TASK GOAL :: Once every line below has been checked for "Maßnahmen", give only the number of lines that have it.
··· GIVEN RECORDS
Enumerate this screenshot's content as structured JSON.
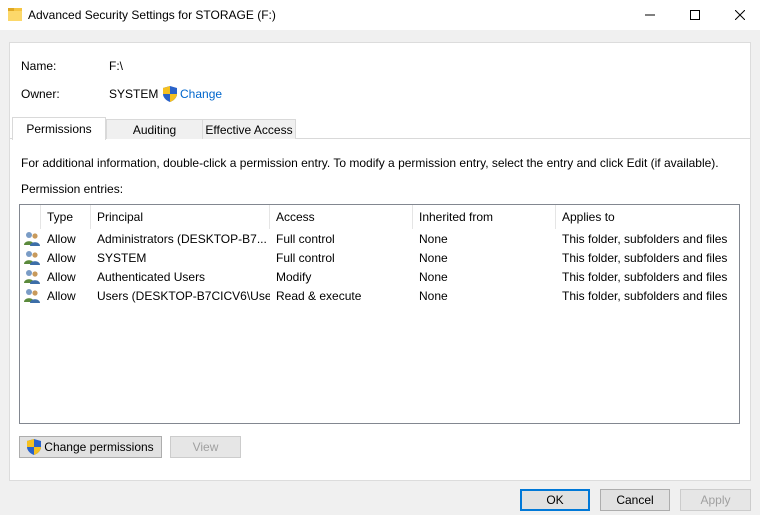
{
  "window": {
    "title": "Advanced Security Settings for STORAGE (F:)",
    "controls": {
      "minimize": "minimize",
      "maximize": "maximize",
      "close": "close"
    }
  },
  "header": {
    "name_label": "Name:",
    "name_value": "F:\\",
    "owner_label": "Owner:",
    "owner_value": "SYSTEM",
    "change_link": "Change"
  },
  "tabs": [
    {
      "label": "Permissions",
      "active": true
    },
    {
      "label": "Auditing",
      "active": false
    },
    {
      "label": "Effective Access",
      "active": false
    }
  ],
  "permissions": {
    "info_text": "For additional information, double-click a permission entry. To modify a permission entry, select the entry and click Edit (if available).",
    "entries_label": "Permission entries:",
    "columns": [
      "Type",
      "Principal",
      "Access",
      "Inherited from",
      "Applies to"
    ],
    "rows": [
      {
        "type": "Allow",
        "principal": "Administrators (DESKTOP-B7...",
        "access": "Full control",
        "inherited_from": "None",
        "applies_to": "This folder, subfolders and files"
      },
      {
        "type": "Allow",
        "principal": "SYSTEM",
        "access": "Full control",
        "inherited_from": "None",
        "applies_to": "This folder, subfolders and files"
      },
      {
        "type": "Allow",
        "principal": "Authenticated Users",
        "access": "Modify",
        "inherited_from": "None",
        "applies_to": "This folder, subfolders and files"
      },
      {
        "type": "Allow",
        "principal": "Users (DESKTOP-B7CICV6\\Use...",
        "access": "Read & execute",
        "inherited_from": "None",
        "applies_to": "This folder, subfolders and files"
      }
    ],
    "change_permissions_button": "Change permissions",
    "view_button": "View"
  },
  "dialog_buttons": {
    "ok": "OK",
    "cancel": "Cancel",
    "apply": "Apply"
  },
  "colors": {
    "link": "#0066cc",
    "accent": "#0078d7",
    "disabled_text": "#a0a0a0"
  },
  "icons": [
    "folder-icon",
    "uac-shield-icon",
    "users-icon"
  ]
}
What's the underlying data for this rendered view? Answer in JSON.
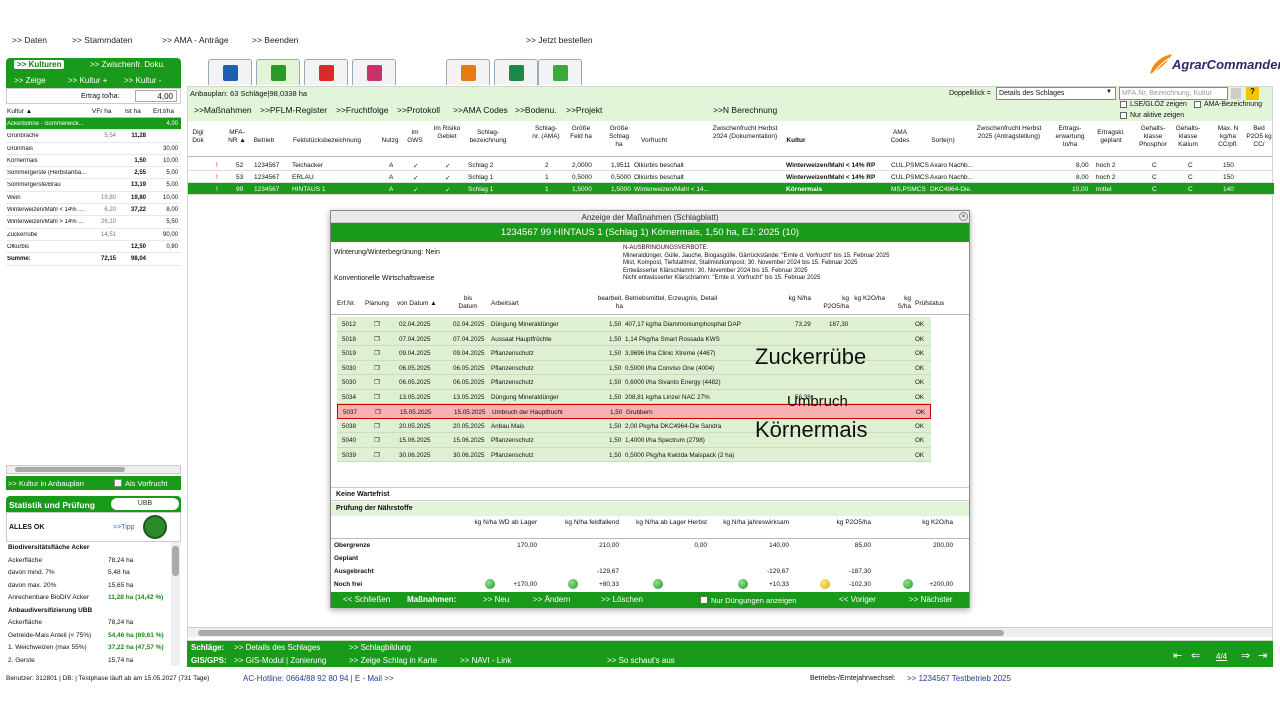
{
  "topmenu": {
    "daten": ">> Daten",
    "stammdaten": ">> Stammdaten",
    "ama": ">> AMA - Anträge",
    "beenden": ">> Beenden",
    "bestellen": ">> Jetzt bestellen"
  },
  "logo": {
    "text": "AgrarCommander"
  },
  "left": {
    "tab1": ">> Kulturen",
    "tab2": ">> Zwischenfr. Doku.",
    "zeige": ">> Zeige",
    "kultur_plus": ">> Kultur +",
    "kultur_minus": ">> Kultur -",
    "ertrag_label": "Ertrag to/ha:",
    "ertrag_value": "4,00",
    "cols": [
      "Kultur ▲",
      "VFr ha",
      "Ist ha",
      "Ert.t/ha"
    ],
    "rows": [
      [
        "Ackerbohne - Sommerwick...",
        "",
        "",
        "4,00"
      ],
      [
        "Grünbrache",
        "5,54",
        "11,28",
        ""
      ],
      [
        "Grünmais",
        "",
        "",
        "30,00"
      ],
      [
        "Körnermais",
        "",
        "1,50",
        "10,00"
      ],
      [
        "Sommergerste (Herbstanba...",
        "",
        "2,55",
        "5,00"
      ],
      [
        "Sommergerste/Brau",
        "",
        "13,19",
        "5,00"
      ],
      [
        "Wein",
        "19,80",
        "19,80",
        "10,00"
      ],
      [
        "Winterweizen/Mahl < 14% ...",
        "6,20",
        "37,22",
        "8,00"
      ],
      [
        "Winterweizen/Mahl > 14% ...",
        "26,10",
        "",
        "5,50"
      ],
      [
        "Zuckerrübe",
        "14,51",
        "",
        "90,00"
      ],
      [
        "Ölkürbis",
        "",
        "12,50",
        "0,80"
      ],
      [
        "Summe:",
        "72,15",
        "98,04",
        ""
      ]
    ],
    "kultur_anbauplan": ">> Kultur in Anbauplan",
    "als_vorfrucht": "Als Vorfrucht",
    "stat_title": "Statistik und Prüfung",
    "ubb": "UBB",
    "alles_ok": "ALLES OK",
    "tipp": ">>Tipp",
    "stat": [
      [
        "Biodiversitätsfläche Acker",
        ""
      ],
      [
        "Ackerfläche",
        "78,24 ha"
      ],
      [
        "davon mind. 7%",
        "5,48 ha"
      ],
      [
        "davon max. 20%",
        "15,65 ha"
      ],
      [
        "Anrechenbare BioDIV Acker",
        "11,28 ha (14,42 %)"
      ],
      [
        "Anbaudiversifizierung UBB",
        ""
      ],
      [
        "Ackerfläche",
        "78,24 ha"
      ],
      [
        "Getreide-Mais Anteil (< 75%)",
        "54,46 ha (69,61 %)"
      ],
      [
        "1. Weichweizen (max 55%)",
        "37,22 ha (47,57 %)"
      ],
      [
        "2. Gerste",
        "15,74 ha"
      ]
    ]
  },
  "main": {
    "anbauplan": "Anbauplan: 63 Schläge|98,0338 ha",
    "doppelklick": "Doppelklick =",
    "select_value": "Details des Schlages",
    "search_placeholder": "MFA.Nr, Bezeichnung, Kultur",
    "lse": "LSE/GLÖZ zeigen",
    "ama_bez": "AMA-Bezeichnung",
    "nur_aktive": "Nur aktive zeigen",
    "links": [
      ">>Maßnahmen",
      ">>PFLM-Register",
      ">>Fruchtfolge",
      ">>Protokoll",
      ">>AMA Codes",
      ">>Bodenu.",
      ">>Projekt",
      ">>N Berechnung"
    ],
    "headers": [
      "Digi Dok",
      "MFA-NR ▲",
      "Betrieb",
      "Feldstücksbezeichnung",
      "Nutzg",
      "Im GWS",
      "Im Risiko Gebiet",
      "Schlag-bezeichnung",
      "Schlag-nr. (AMA)",
      "Größe Feld ha",
      "Größe Schlag ha",
      "Vorfrucht",
      "Zwischenfrucht Herbst 2024 (Dokumentation)",
      "Kultur",
      "AMA Codes",
      "Sorte(n)",
      "Zwischenfrucht Herbst 2025 (Antragstellung)",
      "Ertrags-erwartung to/ha",
      "Ertragskl. geplant",
      "Gehalts-klasse Phosphor",
      "Gehalts-klasse Kalium",
      "Max. N kg/ha CC/pfl.",
      "Bed P2O5 kg CC/"
    ],
    "rows": [
      [
        "!",
        "52",
        "1234567",
        "Teichacker",
        "A",
        "✓",
        "✓",
        "Schlag 2",
        "2",
        "2,0000",
        "1,9511",
        "Ölkürbis beschalt",
        "",
        "Winterweizen/Mahl < 14% RP",
        "CUL,PSMCS",
        "Axaro Nachb...",
        "",
        "8,00",
        "hoch 2",
        "C",
        "C",
        "150"
      ],
      [
        "!",
        "53",
        "1234567",
        "ERLAU",
        "A",
        "✓",
        "✓",
        "Schlag 1",
        "1",
        "0,5000",
        "0,5000",
        "Ölkürbis beschalt",
        "",
        "Winterweizen/Mahl < 14% RP",
        "CUL,PSMCS",
        "Axaro Nachb...",
        "",
        "8,00",
        "hoch 2",
        "C",
        "C",
        "150"
      ],
      [
        "!",
        "99",
        "1234567",
        "HINTAUS 1",
        "A",
        "✓",
        "✓",
        "Schlag 1",
        "1",
        "1,5000",
        "1,5000",
        "Winterweizen/Mahl < 14...",
        "",
        "Körnermais",
        "MS,PSMCS",
        "DKC4964-Die...",
        "",
        "10,00",
        "mittel",
        "C",
        "C",
        "140"
      ]
    ]
  },
  "dialog": {
    "title": "Anzeige der Maßnahmen (Schlagblatt)",
    "subtitle": "1234567 99 HINTAUS 1 (Schlag 1) Körnermais, 1,50 ha, EJ: 2025 (10)",
    "winterung": "Winterung/Winterbegrünung: Nein",
    "wirtschaft": "Konventionelle Wirtschaftsweise",
    "verbote": [
      "N-AUSBRINGUNGSVERBOTE:",
      "Mineraldünger, Gülle, Jauche, Biogasgülle, Gärrückstände: \"Ernte d. Vorfrucht\" bis 15. Februar 2025",
      "Mist, Kompost, Tiefstallmist, Stallmistkompost: 30. November 2024 bis 15. Februar 2025",
      "Entwässerter Klärschlamm: 30. November 2024 bis 15. Februar 2025",
      "Nicht entwässerter Klärschlamm: \"Ernte d. Vorfrucht\" bis 15. Februar 2025"
    ],
    "cols": [
      "Erf.Nr.",
      "Planung",
      "von Datum ▲",
      "bis Datum",
      "Arbeitsart",
      "bearbeit. ha",
      "Betriebsmittel, Erzeugnis, Detail",
      "kg N/ha",
      "kg P2O5/ha",
      "kg K2O/ha",
      "kg S/ha",
      "Prüfstatus"
    ],
    "rows": [
      [
        "5012",
        "❐",
        "02.04.2025",
        "02.04.2025",
        "Düngung Mineraldünger",
        "1,50",
        "407,17 kg/ha Diammoniumphosphat DAP",
        "73,29",
        "187,30",
        "",
        "",
        "OK"
      ],
      [
        "5018",
        "❐",
        "07.04.2025",
        "07.04.2025",
        "Aussaat Hauptfrüchte",
        "1,50",
        "1,14 Pkg/ha Smart Rossada KWS",
        "",
        "",
        "",
        "",
        "OK"
      ],
      [
        "5019",
        "❐",
        "09.04.2025",
        "09.04.2025",
        "Pflanzenschutz",
        "1,50",
        "3,9696 l/ha Clinic Xtreme (4467)",
        "",
        "",
        "",
        "",
        "OK"
      ],
      [
        "5030",
        "❐",
        "06.05.2025",
        "06.05.2025",
        "Pflanzenschutz",
        "1,50",
        "0,5000 l/ha Conviso One (4004)",
        "",
        "",
        "",
        "",
        "OK"
      ],
      [
        "5030",
        "❐",
        "06.05.2025",
        "06.05.2025",
        "Pflanzenschutz",
        "1,50",
        "0,6000 l/ha Sivanto Energy (4482)",
        "",
        "",
        "",
        "",
        "OK"
      ],
      [
        "5034",
        "❐",
        "13.05.2025",
        "13.05.2025",
        "Düngung Mineraldünger",
        "1,50",
        "208,81 kg/ha Linzer NAC 27%",
        "56,38",
        "",
        "",
        "",
        "OK"
      ],
      [
        "5037",
        "❐",
        "15.05.2025",
        "15.05.2025",
        "Umbruch der Hauptfrucht",
        "1,50",
        "Grubbern",
        "",
        "",
        "",
        "",
        "OK"
      ],
      [
        "5038",
        "❐",
        "20.05.2025",
        "20.05.2025",
        "Anbau Mais",
        "1,50",
        "2,00 Pkg/ha DKC4964-Die Sandra",
        "",
        "",
        "",
        "",
        "OK"
      ],
      [
        "5040",
        "❐",
        "15.06.2025",
        "15.06.2025",
        "Pflanzenschutz",
        "1,50",
        "1,4000 l/ha Spectrum (2798)",
        "",
        "",
        "",
        "",
        "OK"
      ],
      [
        "5039",
        "❐",
        "30.06.2025",
        "30.06.2025",
        "Pflanzenschutz",
        "1,50",
        "0,5000 Pkg/ha Kwizda Maispack (2 ha)",
        "",
        "",
        "",
        "",
        "OK"
      ]
    ],
    "overlay_zucker": "Zuckerrübe",
    "overlay_umbruch": "Umbruch",
    "overlay_koerner": "Körnermais",
    "keine_wartefrist": "Keine Wartefrist",
    "pruefung": "Prüfung der Nährstoffe",
    "nut_cols": [
      "kg N/ha WD ab Lager",
      "kg N/ha feldfallend",
      "kg N/ha ab Lager Herbst",
      "kg N/ha jahreswirksam",
      "kg P2O5/ha",
      "kg K2O/ha"
    ],
    "nut_rows": [
      [
        "Obergrenze",
        "170,00",
        "210,00",
        "0,00",
        "140,00",
        "85,00",
        "200,00"
      ],
      [
        "Geplant",
        "",
        "",
        "",
        "",
        "",
        ""
      ],
      [
        "Ausgebracht",
        "",
        "-129,67",
        "",
        "-129,67",
        "-187,30",
        ""
      ],
      [
        "Noch frei",
        "+170,00",
        "+80,33",
        "",
        "+10,33",
        "-102,30",
        "+200,00"
      ]
    ],
    "footer": {
      "schliessen": "<< Schließen",
      "massnahmen": "Maßnahmen:",
      "neu": ">> Neu",
      "aendern": ">> Ändern",
      "loeschen": ">> Löschen",
      "nur_duengungen": "Nur Düngungen anzeigen",
      "voriger": "<< Voriger",
      "naechster": ">> Nächster"
    }
  },
  "bottom": {
    "schlaege": "Schläge:",
    "details": ">> Details des Schlages",
    "schlagbildung": ">> Schlagbildung",
    "gis": "GIS/GPS:",
    "gis_modul": ">> GIS-Modul | Zonierung",
    "zeige_karte": ">> Zeige Schlag in Karte",
    "navi": ">> NAVI - Link",
    "so_schauts": ">> So schaut's aus",
    "page": "4/4"
  },
  "status": {
    "benutzer": "Benutzer: 312801 | DB: | Testphase läuft ab am 15.05.2027 (731 Tage)",
    "hotline": "AC-Hotline: 0664/88 92 80 94 | E - Mail >>",
    "wechsel": "Betriebs-/Erntejahrwechsel:",
    "betrieb": ">> 1234567 Testbetrieb 2025"
  }
}
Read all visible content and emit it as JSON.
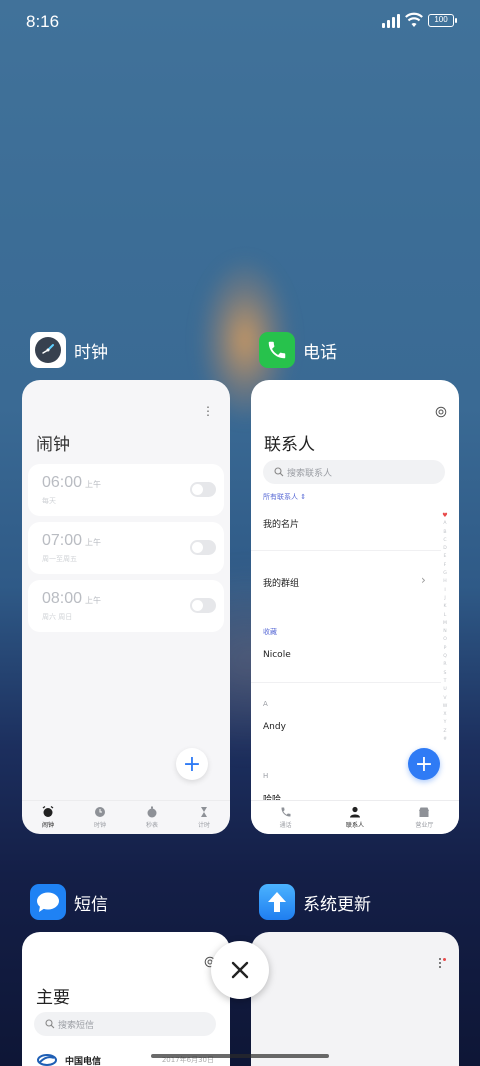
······
ANSWER FOR THE TASK :: 3